**About this task:**
Each entry is to be restated word for word, with nothing omitted.

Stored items
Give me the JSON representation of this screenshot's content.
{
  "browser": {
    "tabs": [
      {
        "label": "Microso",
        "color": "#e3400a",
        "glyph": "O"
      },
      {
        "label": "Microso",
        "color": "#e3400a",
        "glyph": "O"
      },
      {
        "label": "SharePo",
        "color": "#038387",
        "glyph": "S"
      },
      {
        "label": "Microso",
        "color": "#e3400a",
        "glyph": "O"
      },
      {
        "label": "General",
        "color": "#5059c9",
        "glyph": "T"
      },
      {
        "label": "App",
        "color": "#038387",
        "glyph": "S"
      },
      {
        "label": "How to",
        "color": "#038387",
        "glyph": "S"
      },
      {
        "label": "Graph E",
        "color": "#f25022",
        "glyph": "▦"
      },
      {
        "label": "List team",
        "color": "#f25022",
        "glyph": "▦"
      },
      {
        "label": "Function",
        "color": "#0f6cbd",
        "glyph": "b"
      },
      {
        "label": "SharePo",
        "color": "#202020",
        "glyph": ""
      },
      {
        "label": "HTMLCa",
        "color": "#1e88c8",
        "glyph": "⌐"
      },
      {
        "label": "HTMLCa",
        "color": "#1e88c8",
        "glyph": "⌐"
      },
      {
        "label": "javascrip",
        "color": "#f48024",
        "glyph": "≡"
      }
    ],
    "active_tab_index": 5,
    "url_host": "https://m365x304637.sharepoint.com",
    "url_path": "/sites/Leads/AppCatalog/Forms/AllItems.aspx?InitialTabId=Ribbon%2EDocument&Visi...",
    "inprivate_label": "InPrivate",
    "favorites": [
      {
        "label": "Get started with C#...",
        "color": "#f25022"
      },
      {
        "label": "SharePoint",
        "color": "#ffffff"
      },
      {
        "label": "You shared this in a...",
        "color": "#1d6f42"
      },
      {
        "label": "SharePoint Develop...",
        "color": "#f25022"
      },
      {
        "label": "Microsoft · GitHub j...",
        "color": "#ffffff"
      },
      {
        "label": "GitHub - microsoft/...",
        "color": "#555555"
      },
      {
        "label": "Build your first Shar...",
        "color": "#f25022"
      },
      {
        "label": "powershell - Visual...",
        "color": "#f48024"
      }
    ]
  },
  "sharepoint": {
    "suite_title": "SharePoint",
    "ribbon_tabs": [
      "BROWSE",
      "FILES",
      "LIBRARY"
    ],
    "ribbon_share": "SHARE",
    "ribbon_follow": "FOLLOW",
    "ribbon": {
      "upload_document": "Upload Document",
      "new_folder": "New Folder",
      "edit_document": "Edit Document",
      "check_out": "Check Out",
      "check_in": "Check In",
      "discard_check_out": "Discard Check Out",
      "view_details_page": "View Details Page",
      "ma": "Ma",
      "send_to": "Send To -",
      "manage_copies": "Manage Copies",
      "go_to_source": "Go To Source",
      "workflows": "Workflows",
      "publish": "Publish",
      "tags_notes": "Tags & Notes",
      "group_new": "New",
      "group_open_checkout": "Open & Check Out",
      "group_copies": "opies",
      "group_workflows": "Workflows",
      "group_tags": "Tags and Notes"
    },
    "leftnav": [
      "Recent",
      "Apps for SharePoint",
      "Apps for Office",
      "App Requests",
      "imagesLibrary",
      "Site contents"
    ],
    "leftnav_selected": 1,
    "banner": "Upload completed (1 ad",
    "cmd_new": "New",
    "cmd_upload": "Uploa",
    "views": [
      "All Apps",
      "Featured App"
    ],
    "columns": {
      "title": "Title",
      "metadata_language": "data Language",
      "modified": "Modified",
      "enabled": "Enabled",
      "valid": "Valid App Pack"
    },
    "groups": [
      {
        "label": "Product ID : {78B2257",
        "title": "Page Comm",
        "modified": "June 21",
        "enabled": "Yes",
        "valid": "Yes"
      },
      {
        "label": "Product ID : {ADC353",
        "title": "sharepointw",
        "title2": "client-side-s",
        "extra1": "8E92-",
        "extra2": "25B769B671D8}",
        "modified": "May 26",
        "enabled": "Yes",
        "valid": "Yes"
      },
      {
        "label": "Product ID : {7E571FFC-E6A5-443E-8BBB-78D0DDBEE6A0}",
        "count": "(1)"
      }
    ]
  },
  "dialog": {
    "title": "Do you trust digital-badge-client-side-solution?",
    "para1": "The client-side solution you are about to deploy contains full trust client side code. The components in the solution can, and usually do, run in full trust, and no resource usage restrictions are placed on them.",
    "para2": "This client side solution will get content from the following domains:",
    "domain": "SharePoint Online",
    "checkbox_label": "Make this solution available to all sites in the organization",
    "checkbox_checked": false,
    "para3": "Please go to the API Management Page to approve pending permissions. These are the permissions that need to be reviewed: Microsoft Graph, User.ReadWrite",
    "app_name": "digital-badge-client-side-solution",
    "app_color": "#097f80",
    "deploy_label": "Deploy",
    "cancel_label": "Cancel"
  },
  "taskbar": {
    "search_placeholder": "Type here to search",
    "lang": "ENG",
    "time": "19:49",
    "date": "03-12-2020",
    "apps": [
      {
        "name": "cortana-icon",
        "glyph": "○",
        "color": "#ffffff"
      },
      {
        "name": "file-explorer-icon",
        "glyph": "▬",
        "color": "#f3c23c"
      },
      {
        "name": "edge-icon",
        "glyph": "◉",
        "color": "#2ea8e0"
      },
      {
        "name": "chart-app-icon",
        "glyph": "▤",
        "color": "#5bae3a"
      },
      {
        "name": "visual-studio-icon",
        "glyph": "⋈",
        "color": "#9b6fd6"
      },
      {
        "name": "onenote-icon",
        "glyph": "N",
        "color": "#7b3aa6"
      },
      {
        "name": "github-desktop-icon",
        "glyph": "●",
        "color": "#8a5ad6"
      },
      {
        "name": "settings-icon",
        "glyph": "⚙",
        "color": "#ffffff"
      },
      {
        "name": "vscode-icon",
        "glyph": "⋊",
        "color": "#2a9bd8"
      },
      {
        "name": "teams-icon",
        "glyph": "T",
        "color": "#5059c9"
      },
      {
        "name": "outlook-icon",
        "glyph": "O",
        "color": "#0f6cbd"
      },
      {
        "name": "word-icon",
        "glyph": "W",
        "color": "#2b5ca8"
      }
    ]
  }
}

**The answer:**
Give me the JSON representation of this screenshot's content.
{
  "browser": {
    "tabs": [
      {
        "label": "Microso",
        "color": "#e3400a",
        "glyph": "O"
      },
      {
        "label": "Microso",
        "color": "#e3400a",
        "glyph": "O"
      },
      {
        "label": "SharePo",
        "color": "#038387",
        "glyph": "S"
      },
      {
        "label": "Microso",
        "color": "#e3400a",
        "glyph": "O"
      },
      {
        "label": "General",
        "color": "#5059c9",
        "glyph": "T"
      },
      {
        "label": "App",
        "color": "#038387",
        "glyph": "S"
      },
      {
        "label": "How to",
        "color": "#038387",
        "glyph": "S"
      },
      {
        "label": "Graph E",
        "color": "#f25022",
        "glyph": "▦"
      },
      {
        "label": "List team",
        "color": "#f25022",
        "glyph": "▦"
      },
      {
        "label": "Function",
        "color": "#0f6cbd",
        "glyph": "b"
      },
      {
        "label": "SharePo",
        "color": "#202020",
        "glyph": ""
      },
      {
        "label": "HTMLCa",
        "color": "#1e88c8",
        "glyph": "⌐"
      },
      {
        "label": "HTMLCa",
        "color": "#1e88c8",
        "glyph": "⌐"
      },
      {
        "label": "javascrip",
        "color": "#f48024",
        "glyph": "≡"
      }
    ],
    "active_tab_index": 5,
    "url_host": "https://m365x304637.sharepoint.com",
    "url_path": "/sites/Leads/AppCatalog/Forms/AllItems.aspx?InitialTabId=Ribbon%2EDocument&Visi...",
    "inprivate_label": "InPrivate",
    "favorites": [
      {
        "label": "Get started with C#...",
        "color": "#f25022"
      },
      {
        "label": "SharePoint",
        "color": "#ffffff"
      },
      {
        "label": "You shared this in a...",
        "color": "#1d6f42"
      },
      {
        "label": "SharePoint Develop...",
        "color": "#f25022"
      },
      {
        "label": "Microsoft · GitHub j...",
        "color": "#ffffff"
      },
      {
        "label": "GitHub - microsoft/...",
        "color": "#555555"
      },
      {
        "label": "Build your first Shar...",
        "color": "#f25022"
      },
      {
        "label": "powershell - Visual...",
        "color": "#f48024"
      }
    ]
  },
  "sharepoint": {
    "suite_title": "SharePoint",
    "ribbon_tabs": [
      "BROWSE",
      "FILES",
      "LIBRARY"
    ],
    "ribbon_share": "SHARE",
    "ribbon_follow": "FOLLOW",
    "ribbon": {
      "upload_document": "Upload Document",
      "new_folder": "New Folder",
      "edit_document": "Edit Document",
      "check_out": "Check Out",
      "check_in": "Check In",
      "discard_check_out": "Discard Check Out",
      "view_details_page": "View Details Page",
      "ma": "Ma",
      "send_to": "Send To -",
      "manage_copies": "Manage Copies",
      "go_to_source": "Go To Source",
      "workflows": "Workflows",
      "publish": "Publish",
      "tags_notes": "Tags & Notes",
      "group_new": "New",
      "group_open_checkout": "Open & Check Out",
      "group_copies": "opies",
      "group_workflows": "Workflows",
      "group_tags": "Tags and Notes"
    },
    "leftnav": [
      "Recent",
      "Apps for SharePoint",
      "Apps for Office",
      "App Requests",
      "imagesLibrary",
      "Site contents"
    ],
    "leftnav_selected": 1,
    "banner": "Upload completed (1 ad",
    "cmd_new": "New",
    "cmd_upload": "Uploa",
    "views": [
      "All Apps",
      "Featured App"
    ],
    "columns": {
      "title": "Title",
      "metadata_language": "data Language",
      "modified": "Modified",
      "enabled": "Enabled",
      "valid": "Valid App Pack"
    },
    "groups": [
      {
        "label": "Product ID : {78B2257",
        "title": "Page Comm",
        "modified": "June 21",
        "enabled": "Yes",
        "valid": "Yes"
      },
      {
        "label": "Product ID : {ADC353",
        "title": "sharepointw",
        "title2": "client-side-s",
        "extra1": "8E92-",
        "extra2": "25B769B671D8}",
        "modified": "May 26",
        "enabled": "Yes",
        "valid": "Yes"
      },
      {
        "label": "Product ID : {7E571FFC-E6A5-443E-8BBB-78D0DDBEE6A0}",
        "count": "(1)"
      }
    ]
  },
  "dialog": {
    "title": "Do you trust digital-badge-client-side-solution?",
    "para1": "The client-side solution you are about to deploy contains full trust client side code. The components in the solution can, and usually do, run in full trust, and no resource usage restrictions are placed on them.",
    "para2": "This client side solution will get content from the following domains:",
    "domain": "SharePoint Online",
    "checkbox_label": "Make this solution available to all sites in the organization",
    "checkbox_checked": false,
    "para3": "Please go to the API Management Page to approve pending permissions. These are the permissions that need to be reviewed: Microsoft Graph, User.ReadWrite",
    "app_name": "digital-badge-client-side-solution",
    "app_color": "#097f80",
    "deploy_label": "Deploy",
    "cancel_label": "Cancel"
  },
  "taskbar": {
    "search_placeholder": "Type here to search",
    "lang": "ENG",
    "time": "19:49",
    "date": "03-12-2020",
    "apps": [
      {
        "name": "cortana-icon",
        "glyph": "○",
        "color": "#ffffff"
      },
      {
        "name": "file-explorer-icon",
        "glyph": "▬",
        "color": "#f3c23c"
      },
      {
        "name": "edge-icon",
        "glyph": "◉",
        "color": "#2ea8e0"
      },
      {
        "name": "chart-app-icon",
        "glyph": "▤",
        "color": "#5bae3a"
      },
      {
        "name": "visual-studio-icon",
        "glyph": "⋈",
        "color": "#9b6fd6"
      },
      {
        "name": "onenote-icon",
        "glyph": "N",
        "color": "#7b3aa6"
      },
      {
        "name": "github-desktop-icon",
        "glyph": "●",
        "color": "#8a5ad6"
      },
      {
        "name": "settings-icon",
        "glyph": "⚙",
        "color": "#ffffff"
      },
      {
        "name": "vscode-icon",
        "glyph": "⋊",
        "color": "#2a9bd8"
      },
      {
        "name": "teams-icon",
        "glyph": "T",
        "color": "#5059c9"
      },
      {
        "name": "outlook-icon",
        "glyph": "O",
        "color": "#0f6cbd"
      },
      {
        "name": "word-icon",
        "glyph": "W",
        "color": "#2b5ca8"
      }
    ]
  }
}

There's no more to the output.